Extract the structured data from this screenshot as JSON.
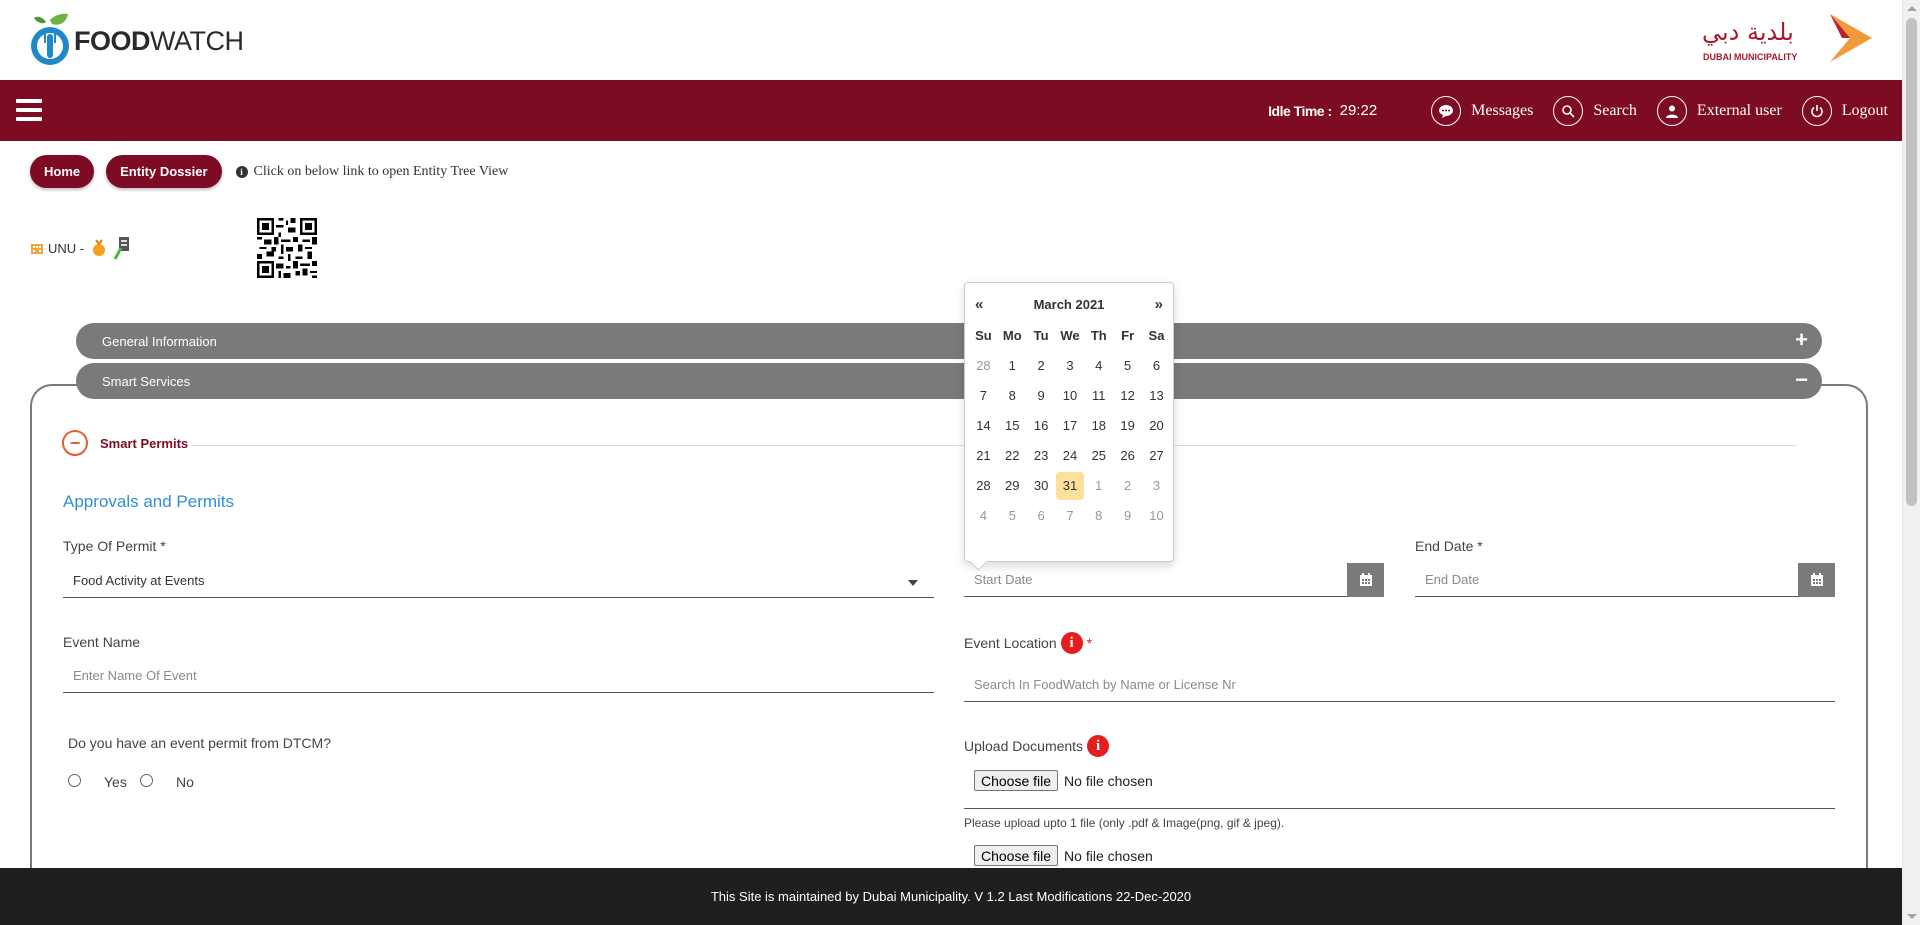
{
  "brand": {
    "logo_bold": "FOOD",
    "logo_light": "WATCH",
    "municipality_arabic": "بلدية دبي",
    "municipality_latin": "DUBAI MUNICIPALITY"
  },
  "navbar": {
    "idle_label": "Idle Time :",
    "idle_value": "29:22",
    "items": [
      {
        "label": "Messages",
        "icon": "chat-icon"
      },
      {
        "label": "Search",
        "icon": "search-icon"
      },
      {
        "label": "External user",
        "icon": "user-icon"
      },
      {
        "label": "Logout",
        "icon": "power-icon"
      }
    ]
  },
  "breadcrumb": {
    "home": "Home",
    "dossier": "Entity Dossier",
    "note": "Click on below link to open Entity Tree View"
  },
  "entity": {
    "label": "UNU -"
  },
  "accordion": {
    "general": "General Information",
    "smart": "Smart Services",
    "general_sign": "+",
    "smart_sign": "−"
  },
  "smart_permits": {
    "title": "Smart Permits",
    "section_title": "Approvals and Permits"
  },
  "form": {
    "type_label": "Type Of Permit *",
    "type_value": "Food Activity at Events",
    "start_placeholder": "Start Date",
    "end_label": "End Date *",
    "end_placeholder": "End Date",
    "event_name_label": "Event Name",
    "event_name_placeholder": "Enter Name Of Event",
    "location_label": "Event Location",
    "location_placeholder": "Search In FoodWatch by Name or License Nr",
    "dtcm_question": "Do you have an event permit from DTCM?",
    "yes": "Yes",
    "no": "No",
    "upload_label": "Upload Documents",
    "choose_file": "Choose file",
    "no_file": "No file chosen",
    "upload_hint": "Please upload upto 1 file (only .pdf & Image(png, gif & jpeg).",
    "required_mark": "*",
    "info_glyph": "i"
  },
  "datepicker": {
    "prev": "«",
    "next": "»",
    "month": "March 2021",
    "dow": [
      "Su",
      "Mo",
      "Tu",
      "We",
      "Th",
      "Fr",
      "Sa"
    ],
    "weeks": [
      [
        {
          "d": "28",
          "o": true
        },
        {
          "d": "1"
        },
        {
          "d": "2"
        },
        {
          "d": "3"
        },
        {
          "d": "4"
        },
        {
          "d": "5"
        },
        {
          "d": "6"
        }
      ],
      [
        {
          "d": "7"
        },
        {
          "d": "8"
        },
        {
          "d": "9"
        },
        {
          "d": "10"
        },
        {
          "d": "11"
        },
        {
          "d": "12"
        },
        {
          "d": "13"
        }
      ],
      [
        {
          "d": "14"
        },
        {
          "d": "15"
        },
        {
          "d": "16"
        },
        {
          "d": "17"
        },
        {
          "d": "18"
        },
        {
          "d": "19"
        },
        {
          "d": "20"
        }
      ],
      [
        {
          "d": "21"
        },
        {
          "d": "22"
        },
        {
          "d": "23"
        },
        {
          "d": "24"
        },
        {
          "d": "25"
        },
        {
          "d": "26"
        },
        {
          "d": "27"
        }
      ],
      [
        {
          "d": "28"
        },
        {
          "d": "29"
        },
        {
          "d": "30"
        },
        {
          "d": "31",
          "t": true
        },
        {
          "d": "1",
          "o": true
        },
        {
          "d": "2",
          "o": true
        },
        {
          "d": "3",
          "o": true
        }
      ],
      [
        {
          "d": "4",
          "o": true
        },
        {
          "d": "5",
          "o": true
        },
        {
          "d": "6",
          "o": true
        },
        {
          "d": "7",
          "o": true
        },
        {
          "d": "8",
          "o": true
        },
        {
          "d": "9",
          "o": true
        },
        {
          "d": "10",
          "o": true
        }
      ]
    ]
  },
  "footer": {
    "text": "This Site is maintained by Dubai Municipality. V 1.2 Last Modifications 22-Dec-2020"
  },
  "colors": {
    "brand_maroon": "#7d0b24",
    "accordion_grey": "#7a7a7b",
    "link_blue": "#2f8fd8",
    "today_highlight": "#fde19a",
    "required_red": "#e41e1e"
  }
}
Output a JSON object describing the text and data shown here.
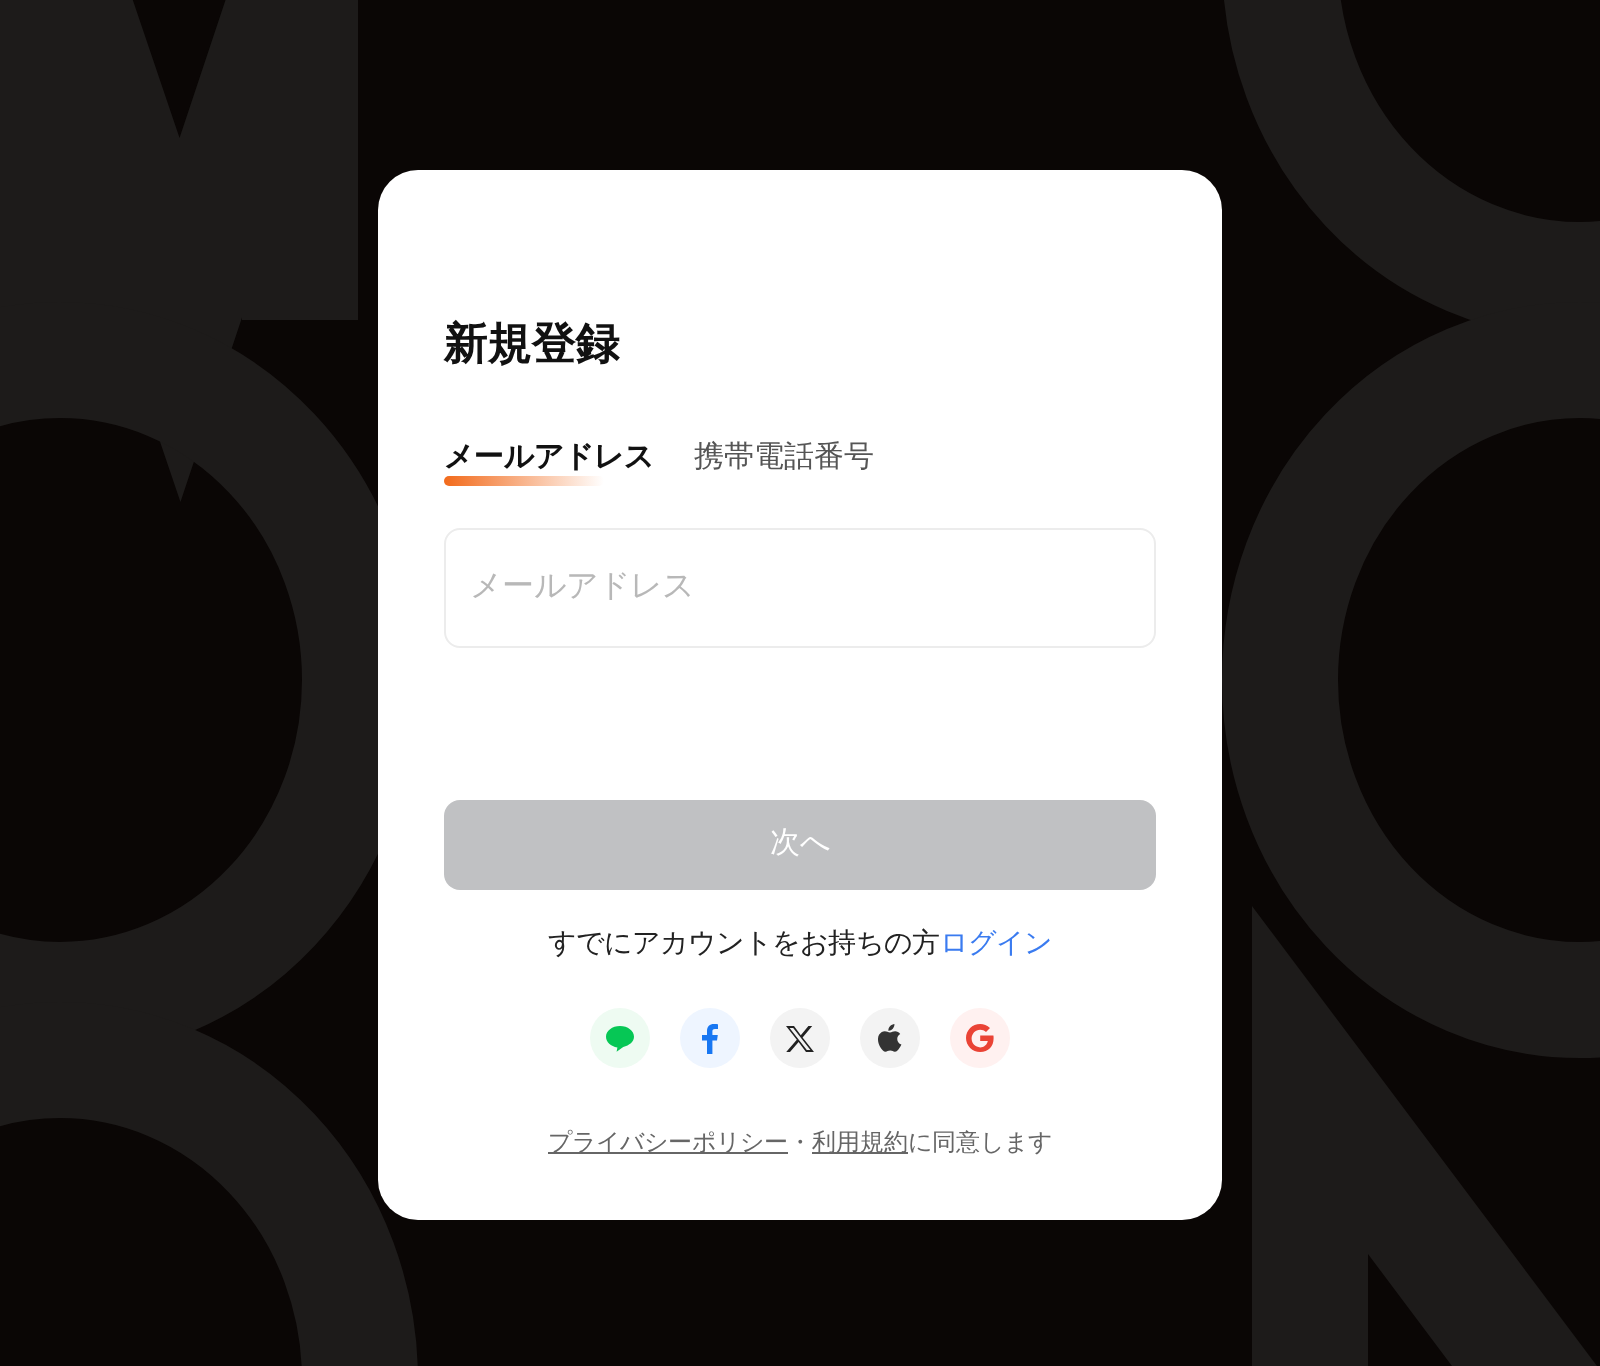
{
  "title": "新規登録",
  "tabs": [
    {
      "label": "メールアドレス",
      "selected": true
    },
    {
      "label": "携帯電話番号",
      "selected": false
    }
  ],
  "email_field": {
    "placeholder": "メールアドレス"
  },
  "next_button": {
    "label": "次へ",
    "disabled": true
  },
  "login_prompt": {
    "text": "すでにアカウントをお持ちの方",
    "link": "ログイン"
  },
  "social_logins": [
    {
      "kind": "line"
    },
    {
      "kind": "facebook"
    },
    {
      "kind": "x"
    },
    {
      "kind": "apple"
    },
    {
      "kind": "google"
    }
  ],
  "footer": {
    "privacy": "プライバシーポリシー",
    "separator": "・",
    "terms": "利用規約",
    "suffix": "に同意します"
  }
}
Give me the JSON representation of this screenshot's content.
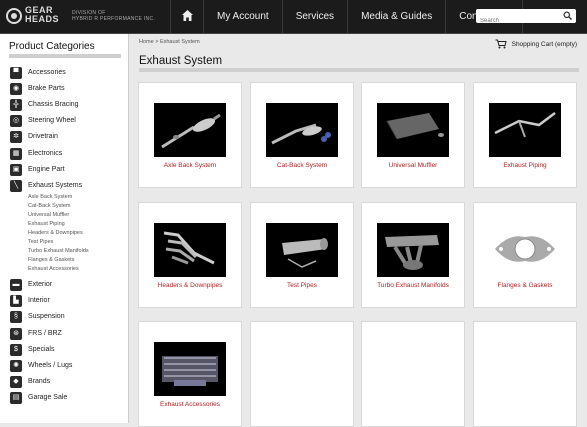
{
  "logo": {
    "line1": "GEAR",
    "line2": "HEADS",
    "division_line1": "DIVISION OF",
    "division_line2": "HYBRID R PERFORMANCE INC."
  },
  "nav": {
    "items": [
      "My Account",
      "Services",
      "Media & Guides",
      "Contact Us"
    ]
  },
  "search": {
    "placeholder": "Search"
  },
  "sidebar": {
    "title": "Product Categories",
    "categories": [
      "Accessories",
      "Brake Parts",
      "Chassis Bracing",
      "Steering Wheel",
      "Drivetrain",
      "Electronics",
      "Engine Part",
      "Exhaust Systems",
      "Exterior",
      "Interior",
      "Suspension",
      "FRS / BRZ",
      "Specials",
      "Wheels / Lugs",
      "Brands",
      "Garage Sale"
    ],
    "subcategories": [
      "Axle Back System",
      "Cat-Back System",
      "Universal Muffler",
      "Exhaust Piping",
      "Headers & Downpipes",
      "Test Pipes",
      "Turbo Exhaust Manifolds",
      "Flanges & Gaskets",
      "Exhaust Accessories"
    ]
  },
  "breadcrumb": "Home > Exhaust System",
  "cart": "Shopping Cart (empty)",
  "page_title": "Exhaust System",
  "products": [
    "Axle Back System",
    "Cat-Back System",
    "Universal Muffler",
    "Exhaust Piping",
    "Headers & Downpipes",
    "Test Pipes",
    "Turbo Exhaust Manifolds",
    "Flanges & Gaskets",
    "Exhaust Accessories"
  ]
}
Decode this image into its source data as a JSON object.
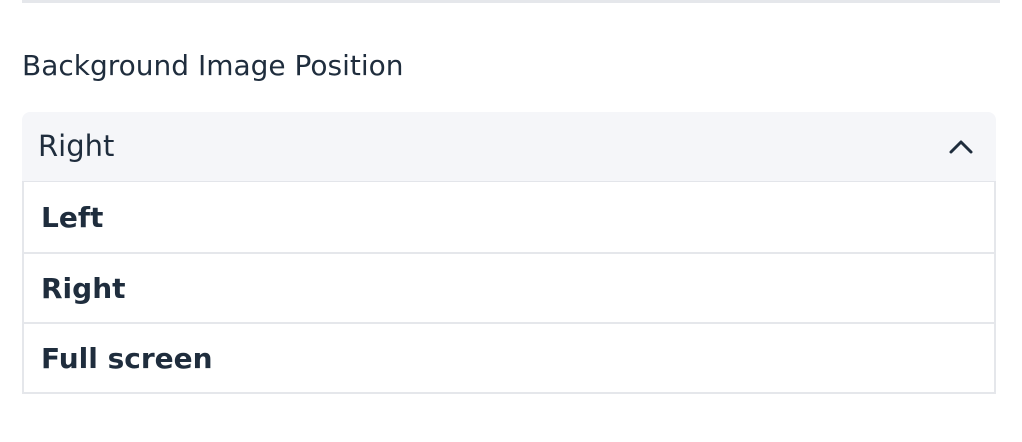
{
  "field": {
    "label": "Background Image Position",
    "selected_value": "Right",
    "options": [
      "Left",
      "Right",
      "Full screen"
    ]
  },
  "icons": {
    "toggle": "chevron-up-icon"
  },
  "colors": {
    "text": "#1f2d3d",
    "trigger_background": "#f5f6f9",
    "border": "#e5e7eb"
  }
}
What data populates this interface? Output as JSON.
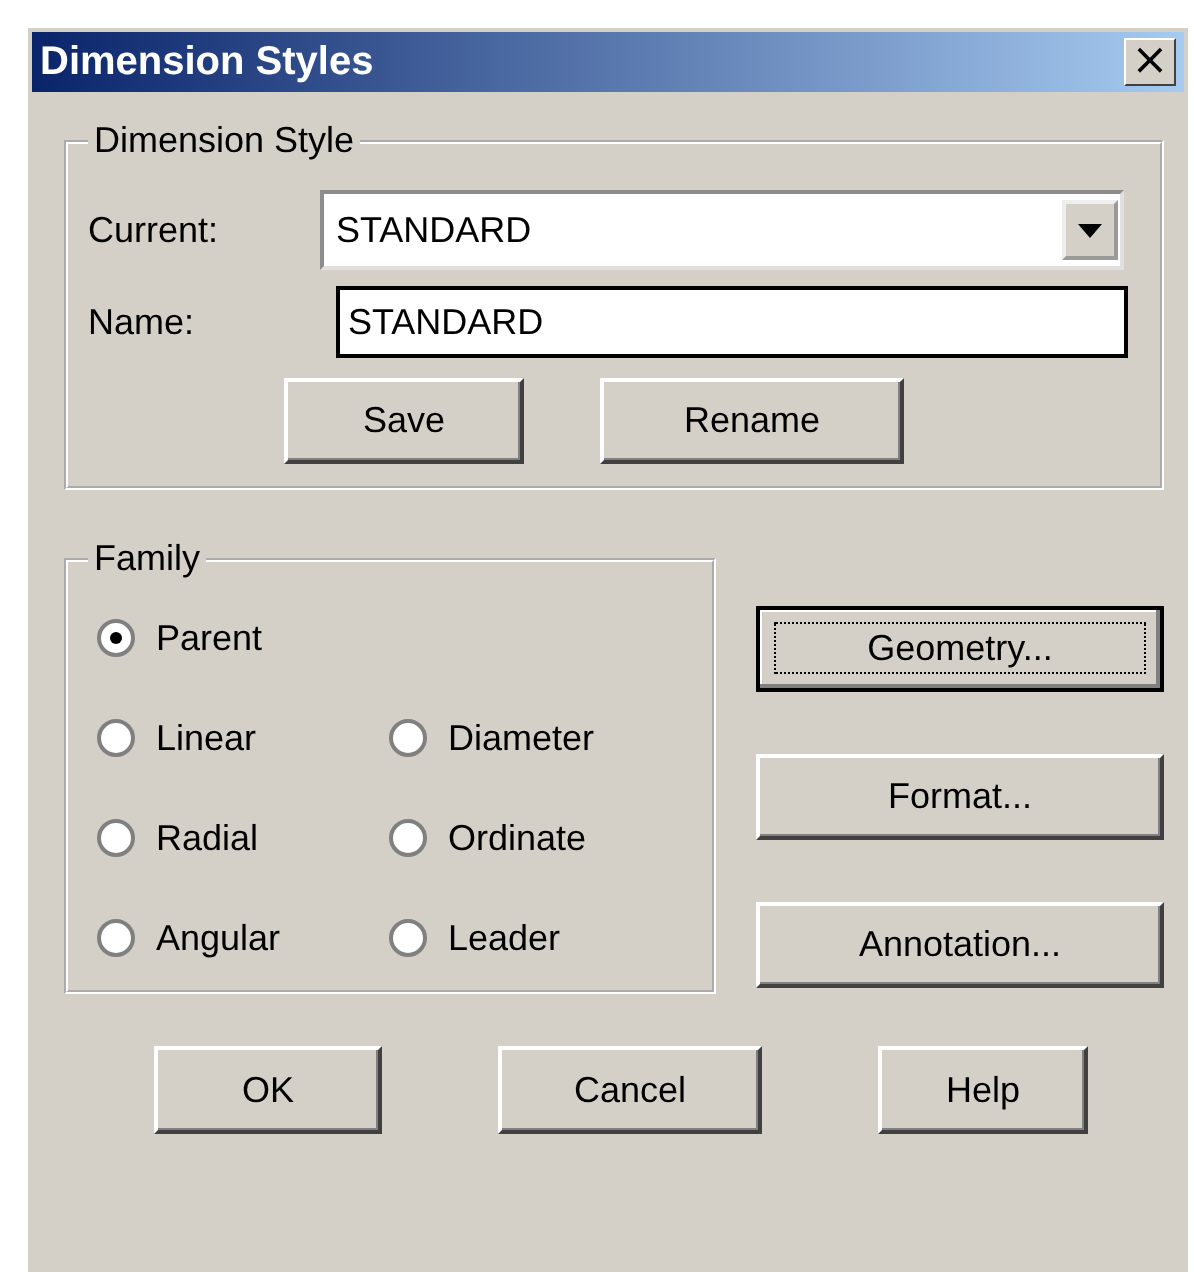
{
  "window": {
    "title": "Dimension Styles",
    "close": "×"
  },
  "dimension_style": {
    "title": "Dimension Style",
    "current": {
      "label": "Current:",
      "value": "STANDARD"
    },
    "name": {
      "label": "Name:",
      "value": "STANDARD"
    },
    "buttons": [
      {
        "label": "Save"
      },
      {
        "label": "Rename"
      }
    ]
  },
  "family": {
    "title": "Family",
    "options": [
      {
        "label": "Parent",
        "selected": true
      },
      {
        "label": "Linear",
        "selected": false
      },
      {
        "label": "Diameter",
        "selected": false
      },
      {
        "label": "Radial",
        "selected": false
      },
      {
        "label": "Ordinate",
        "selected": false
      },
      {
        "label": "Angular",
        "selected": false
      },
      {
        "label": "Leader",
        "selected": false
      }
    ]
  },
  "side_buttons": [
    {
      "label": "Geometry...",
      "focused": true
    },
    {
      "label": "Format...",
      "focused": false
    },
    {
      "label": "Annotation...",
      "focused": false
    }
  ],
  "bottom_buttons": [
    {
      "label": "OK"
    },
    {
      "label": "Cancel"
    },
    {
      "label": "Help"
    }
  ]
}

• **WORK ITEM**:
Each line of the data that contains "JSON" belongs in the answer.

• **RESPONSE AREA**:
Extract the structured data from this screenshot as JSON.
Output a JSON object describing the text and data shown here.
Give me the JSON representation of this screenshot's content.
Decode this image into its source data as a JSON object.
What data populates this interface? Output as JSON.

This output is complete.